Rising Temperatures Threaten Cereal Grain Yields as Climate Change Takes Effect

As wheat remains the most-widely grown crop in the world, joining rice as the top two sources of calories for human consumption around the globe, it stands to reason that any major disruptions to its growth and supply would be a cause for concern. Hence why the results of a recent study published by the University of California, Davis provides a certain measure of worry, as it asserts that by the close of the 21st century yields of such grains will be significantly compromised by the effects of climate change.

The UC Davis study found that yields of wheat, barley, and other cereal grains could drop by 17-33% by the end of the century, potentially making supply somewhat scarce and pushing up prices as a result.

To make their predictions, the researchers analysed a new statistical model developed by UC Davis and Cornell University. Based upon 65 years’ worth of weather records, examined alongside wheat and barley yield data from France, the study is the first to present evidence of the damaging effects of warming on yields of cereal grains such as wheat and barley.

“This is not to be interpreted as saying that yield will decrease regardless of any technological improvements that may be made in the future,” said co-author Matthew Gammans, a UCD graduate student working with Professor Pierre Mérel in the Department of Agricultural and Resource Economics.

“It does suggest, however, that climate change will lessen the rate of any yield improvements that will be achieved by technological advances.”

The study directed its focus at three specific grains, namely winter wheat, winter barley, and spring barley, chosen not only for their prevalence around the world, but also due to the fact that they rely primarily upon rainfall rather than irrigation for watering. Based on the available weather and yield data, the following predictions were made for the end of the century:
  • Under the most severe warming scenario, yield declines will be 21 percent in winter wheat, 17.3 percent in winter barley and 33.6 percent in spring barley.
  • The negative impacts of increased heat during climate warming won’t be offset by a decrease in extreme cold temperatures during winter.
  • Possible increases in rainfall would help mitigate the effects of heat stress but would not be sufficient to offset the negative impacts of warming temperatures.
Technological improvements are hailed by the study as our potential saving-grace, effectively offsetting many of the negative effects of climate change on crop yields via the use of heat-tolerant crop varieties and advances in farming methods.

“We now want to explore what role adaptation to climate change will play in mitigating negative impacts on yields of wheat, barley and other cereal grains,” concluded Gammans.

Sam Bonson

Sam is an aspiring novelist with a passion for fantasy and crime thrillers.
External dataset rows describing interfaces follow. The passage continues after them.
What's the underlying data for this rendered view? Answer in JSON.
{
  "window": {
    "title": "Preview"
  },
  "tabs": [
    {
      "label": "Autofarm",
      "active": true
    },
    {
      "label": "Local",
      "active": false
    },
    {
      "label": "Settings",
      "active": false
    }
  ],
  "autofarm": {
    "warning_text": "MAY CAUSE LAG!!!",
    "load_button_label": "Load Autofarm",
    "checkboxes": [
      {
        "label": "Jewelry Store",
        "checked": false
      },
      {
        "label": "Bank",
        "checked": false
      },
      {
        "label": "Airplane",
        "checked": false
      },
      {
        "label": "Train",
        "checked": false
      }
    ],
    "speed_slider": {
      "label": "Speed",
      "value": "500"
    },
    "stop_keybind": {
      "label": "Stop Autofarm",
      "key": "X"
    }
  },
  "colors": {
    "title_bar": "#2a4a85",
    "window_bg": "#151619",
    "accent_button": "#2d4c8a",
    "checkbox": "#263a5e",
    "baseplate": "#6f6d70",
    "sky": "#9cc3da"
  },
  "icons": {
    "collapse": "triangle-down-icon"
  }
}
He is currently working as a content writer, journalist & editor in an attempt to expand his horizons.